    Nuts and Bolts was created by Jody Colero (musician) and myself, Ed Jandrisits, (Operator) when we convinced Frank Cutajar to convert his dying Disco Dance Club to new wave. We traveled to NYC to buy records at 99 Records close to Washington Square to start us off. We drew inspiration from CBGB, The RITZ, The Mud Club, Eighth St, and the city’s music scene itself. We worked with David Marsden and Ivar Hamilton at CFNY on sharing music ideas. Thanks also to the Record Peddler for their Import selection. The logo was penned by cartoonist Ian Carr who also did a weekly comic strip.

    Cheers, Ed

    • John H says:

      Hey Ed;
      I used to go to Nuts and Bolts every Friday for years back then, just wondering if there is going to be a reunion set up somewhere and if its possible to get the playlist from those old days…

      Thanks for any help with this
      John H.

  8. @ Eddie Thanks so much for dropping by and telling us a little about the Nuts and Bolts back story, as well as telling us about Ian Carr – the night club’s logo designer.

    You bring back a lot of memories. I went to school with Ivar Hamilton and was a fan of his Sunday night “Sunday Night Import Show” (I still have a mess of cassette tapes of the show in my garage somewhere). I remember the Record Peddler well – often spent hours (and a good chunk of my meager pay check) rummaging through their 12″ import sections for the latest Brit Pop releases, dub versions and remixes. I think CFNY died a little when Marsden left as music director, but for years, our dial was turned to his Christmas Eve special – one of the best on the airwaves at the time.

    Once again, thanks for giving us a little insight to Nuts and Bolts, an extremely important part of Toronto’s music and club scene history. Even though it’s been 20-odd years, I still have fond memories of the time (and it was a lot of time) I spent there.

  9. Dave O says:
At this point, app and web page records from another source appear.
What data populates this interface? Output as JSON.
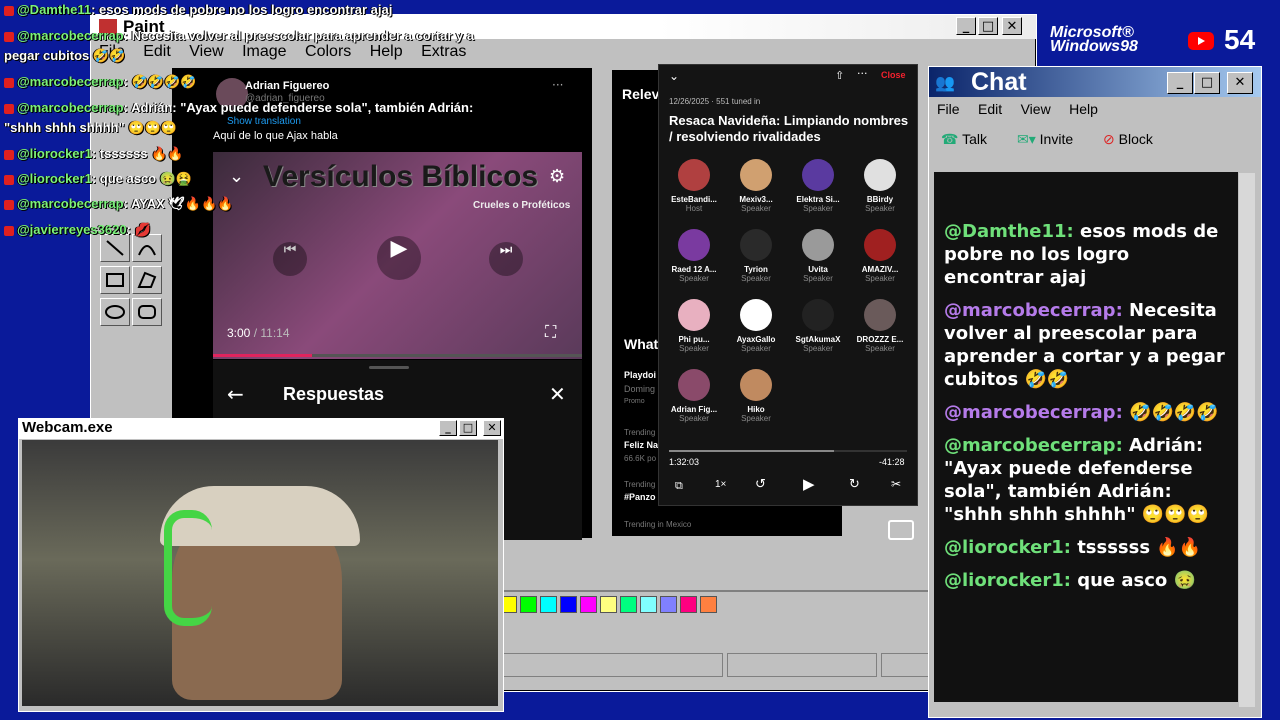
{
  "stream": {
    "windows_logo": "Microsoft® Windows98",
    "viewer_count": "54"
  },
  "overlay_chat": [
    {
      "user": "@Damthe11",
      "text": ": esos mods de pobre no los logro encontrar ajaj"
    },
    {
      "user": "@marcobecerrap",
      "text": ": Necesita volver al preescolar para aprender a cortar y a"
    },
    {
      "user": "",
      "text": "pegar cubitos 🤣🤣"
    },
    {
      "user": "@marcobecerrap",
      "text": ": 🤣🤣🤣🤣"
    },
    {
      "user": "@marcobecerrap",
      "text": ": Adrián: \"Ayax puede defenderse sola\", también Adrián:"
    },
    {
      "user": "",
      "text": "\"shhh shhh shhhh\" 🙄🙄🙄"
    },
    {
      "user": "@liorocker1",
      "text": ": tssssss 🔥🔥"
    },
    {
      "user": "@liorocker1",
      "text": ": que asco 🤢🤮"
    },
    {
      "user": "@marcobecerrap",
      "text": ": AYAX 🕊🔥🔥🔥"
    },
    {
      "user": "@javierreyes3620",
      "text": ": 💋"
    }
  ],
  "paint": {
    "title": "Paint",
    "menu": [
      "File",
      "Edit",
      "View",
      "Image",
      "Colors",
      "Help",
      "Extras"
    ]
  },
  "tweet": {
    "author": "Adrian Figuereo",
    "handle": "@adrian_figuereo",
    "show_translation": "Show translation",
    "text": "Aquí de lo que Ajax habla",
    "video_overlay": "Versículos Bíblicos",
    "video_sub": "Crueles o Proféticos",
    "time_current": "3:00",
    "time_total": "/ 11:14",
    "replies_title": "Respuestas"
  },
  "right_column": {
    "relevant": "Relev",
    "whats": "What",
    "playdoi": "Playdoi",
    "domingo": "Doming",
    "promo": "Promo",
    "trending1": "Trending",
    "feliz": "Feliz Na",
    "posts": "66.6K po",
    "trending2": "Trending",
    "panzo": "#Panzo",
    "trending_mx": "Trending in Mexico"
  },
  "space": {
    "close": "Close",
    "meta": "12/26/2025 · 551 tuned in",
    "title": "Resaca Navideña: Limpiando nombres / resolviendo rivalidades",
    "participants": [
      {
        "name": "EsteBandi...",
        "role": "Host",
        "color": "#b04040"
      },
      {
        "name": "Mexiv3...",
        "role": "Speaker",
        "color": "#d0a070"
      },
      {
        "name": "Elektra Si...",
        "role": "Speaker",
        "color": "#5a3aa0"
      },
      {
        "name": "BBirdy",
        "role": "Speaker",
        "color": "#e0e0e0"
      },
      {
        "name": "Raed 12 A...",
        "role": "Speaker",
        "color": "#7a3aa0"
      },
      {
        "name": "Tyrion",
        "role": "Speaker",
        "color": "#2a2a2a"
      },
      {
        "name": "Uvita",
        "role": "Speaker",
        "color": "#9a9a9a"
      },
      {
        "name": "AMAZIV...",
        "role": "Speaker",
        "color": "#a02020"
      },
      {
        "name": "Phi pu...",
        "role": "Speaker",
        "color": "#e8b0c0"
      },
      {
        "name": "AyaxGallo",
        "role": "Speaker",
        "color": "#ffffff"
      },
      {
        "name": "SgtAkumaX",
        "role": "Speaker",
        "color": "#222222"
      },
      {
        "name": "DROZZZ E...",
        "role": "Speaker",
        "color": "#6a5a5a"
      },
      {
        "name": "Adrian Fig...",
        "role": "Speaker",
        "color": "#8a4a6a"
      },
      {
        "name": "Hiko",
        "role": "Speaker",
        "color": "#c08a60"
      }
    ],
    "elapsed": "1:32:03",
    "remaining": "-41:28",
    "speed": "1×"
  },
  "chat": {
    "title": "Chat",
    "menu": [
      "File",
      "Edit",
      "View",
      "Help"
    ],
    "toolbar": {
      "talk": "Talk",
      "invite": "Invite",
      "block": "Block"
    },
    "messages": [
      {
        "user": "@Damthe11:",
        "text": " esos mods de pobre no los logro encontrar ajaj",
        "uc": "u"
      },
      {
        "user": "@marcobecerrap:",
        "text": " Necesita volver al preescolar para aprender a cortar y a pegar cubitos 🤣🤣",
        "uc": "p"
      },
      {
        "user": "@marcobecerrap:",
        "text": " 🤣🤣🤣🤣",
        "uc": "p"
      },
      {
        "user": "@marcobecerrap:",
        "text": " Adrián: \"Ayax puede defenderse sola\", también Adrián: \"shhh shhh shhhh\" 🙄🙄🙄",
        "uc": "u"
      },
      {
        "user": "@liorocker1:",
        "text": " tssssss 🔥🔥",
        "uc": "u"
      },
      {
        "user": "@liorocker1:",
        "text": " que asco 🤢",
        "uc": "u"
      }
    ]
  },
  "webcam": {
    "title": "Webcam.exe"
  },
  "palette": [
    "#ffff00",
    "#00ff00",
    "#00ffff",
    "#0000ff",
    "#ff00ff",
    "#ffff80",
    "#00ff80",
    "#80ffff",
    "#8080ff",
    "#ff0080",
    "#ff8040"
  ],
  "colors": {
    "desktop": "#0a1a9a",
    "chat_green": "#6fe07a",
    "chat_purple": "#b57bea"
  }
}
    I still have great memories of my weekends at Nuts & Bolts.
    The first time I walked down the stairs and into the dark and crowded club, Gangsters by the Specials was playing and the dance floor was packed with people dancing with abandon and having an absolute blast!
    From the red vinyl seats, to the under-lit dance floor and the fry kitchen in the back (which used to offer free burgers with admission!), the club was as unique as it’s playlist and clientelle.
    It was my first experience with downtown nightlife and left an indelible impression on this sheltered lad from the suburbs.
    It also happens to be where I met my future and current wife of these last 25 years!
    Like any perfect moment in time, Nuts & Bolts could only last for a brief moment. Changing styles and times left it behind, and renovation and relocation could not save it from it’s inevitable and lamented demise.
    Still, as obscure as it has become, it’s nice to see that at least *some* people remember Bolts as fondly as Jen and I! :)

    • Steve Douglas says:

      Hey Dave – thanks so much for dropping by. Your experience was very similar to mine (except the song they were playing while I stood on the stairs was Sound of The Crowd (dub mix) by Human League). I was also from the suburbs, and Nuts and Bolts was my weekend downtown haunt for years.

    • Kerry says:

      Hi Eddie, Jody Colero!
      Dave, Steve and to all you Nuts and Bolts fans from the early 80′s
      Steve, I think I remember you asking for that 12″ dub from the Human League on a regular basis-LOL
      I am proud to say that I was proud to be part of the great music delivery system of new music and soul at this ground breaking club that brought so many people together who enjoyed the time and research that we all put into the original venue at Dundas & Victoria.
      Feel free to buzz me on facebook Kerry Phillips
      Stay beautiful and keep on dancing.

  10. Art says:

    Sorry. Asia is a great band. In fact…my favorite band ever. John Wetton, Steve Howe, Carl Palmer, and Geoff Downes are master musicians that created a new genre of music….Progressive Pop. They reformed in 2006 and have been active ever since. Great band and logo.